Scipio’s departure has a poignant implication for a country that has seen generations of its people go into exile. “In Cuba if you say someone is leaving, they’re leaving forever,” Chavez says. “They cannot come back.”
Staging and costumes underline the contemporary connections. At one point actors march waving red flags and chanting Caligula’s name. Helikon wears tall black boots and a braid-encrusted uniform. One of Cuba’s leading actors, Broselianda Hernandez, plays Scipio, the male poet who inflames Caligula’s desire — a gender-bending twist that adds to the disorientation of Caligula’s world.
By telling the story of an insular society torn apart by the crazed exercise of absolute power, Caligula held up a mirror to Cuba that showed citizens chafing at the island’s system that they were neither crazy nor alone.
“In a society where people cannot talk freely about what is happening and surrounding them, when they watch a play that tells them about their reality in a non-obvious way, through the art — people went crazy,” Chavez says.
And yet Diaz insists that Caligula’s meaning extends far beyond Cuba.
“The story has points of connection with all the eras of humanity,” he says. “It goes through all the ways of power in the history of humanity.
“It would be very reductive, to think of ourselves and nothing else. … We want to amplify the reality that sometimes power is not used well.”
Chavez agrees with his former colleague.

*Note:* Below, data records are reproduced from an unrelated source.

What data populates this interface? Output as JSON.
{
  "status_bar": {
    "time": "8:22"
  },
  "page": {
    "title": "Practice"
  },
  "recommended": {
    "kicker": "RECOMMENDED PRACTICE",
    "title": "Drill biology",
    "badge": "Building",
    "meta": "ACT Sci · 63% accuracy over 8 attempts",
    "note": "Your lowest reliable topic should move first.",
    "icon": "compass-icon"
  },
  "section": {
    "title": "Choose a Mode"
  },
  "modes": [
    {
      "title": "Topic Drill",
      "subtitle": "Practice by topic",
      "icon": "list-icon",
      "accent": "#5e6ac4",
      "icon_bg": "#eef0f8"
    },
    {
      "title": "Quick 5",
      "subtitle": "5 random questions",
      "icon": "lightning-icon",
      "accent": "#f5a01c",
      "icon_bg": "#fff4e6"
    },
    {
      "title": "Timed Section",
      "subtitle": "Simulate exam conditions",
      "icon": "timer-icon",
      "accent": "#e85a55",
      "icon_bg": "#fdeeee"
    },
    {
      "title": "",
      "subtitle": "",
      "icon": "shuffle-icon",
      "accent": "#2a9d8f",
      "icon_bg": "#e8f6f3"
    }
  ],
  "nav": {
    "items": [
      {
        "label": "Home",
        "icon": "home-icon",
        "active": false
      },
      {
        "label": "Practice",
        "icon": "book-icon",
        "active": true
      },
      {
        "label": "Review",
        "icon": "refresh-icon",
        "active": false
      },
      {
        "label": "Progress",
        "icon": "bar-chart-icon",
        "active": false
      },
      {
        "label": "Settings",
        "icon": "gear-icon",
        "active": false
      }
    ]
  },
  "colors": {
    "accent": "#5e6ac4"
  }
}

“Carlos Diaz always said that if you reduced Camus’ play to the Cuban situation you reduce the play,” he says. “There are many readings. And people will draw their own conclusions.”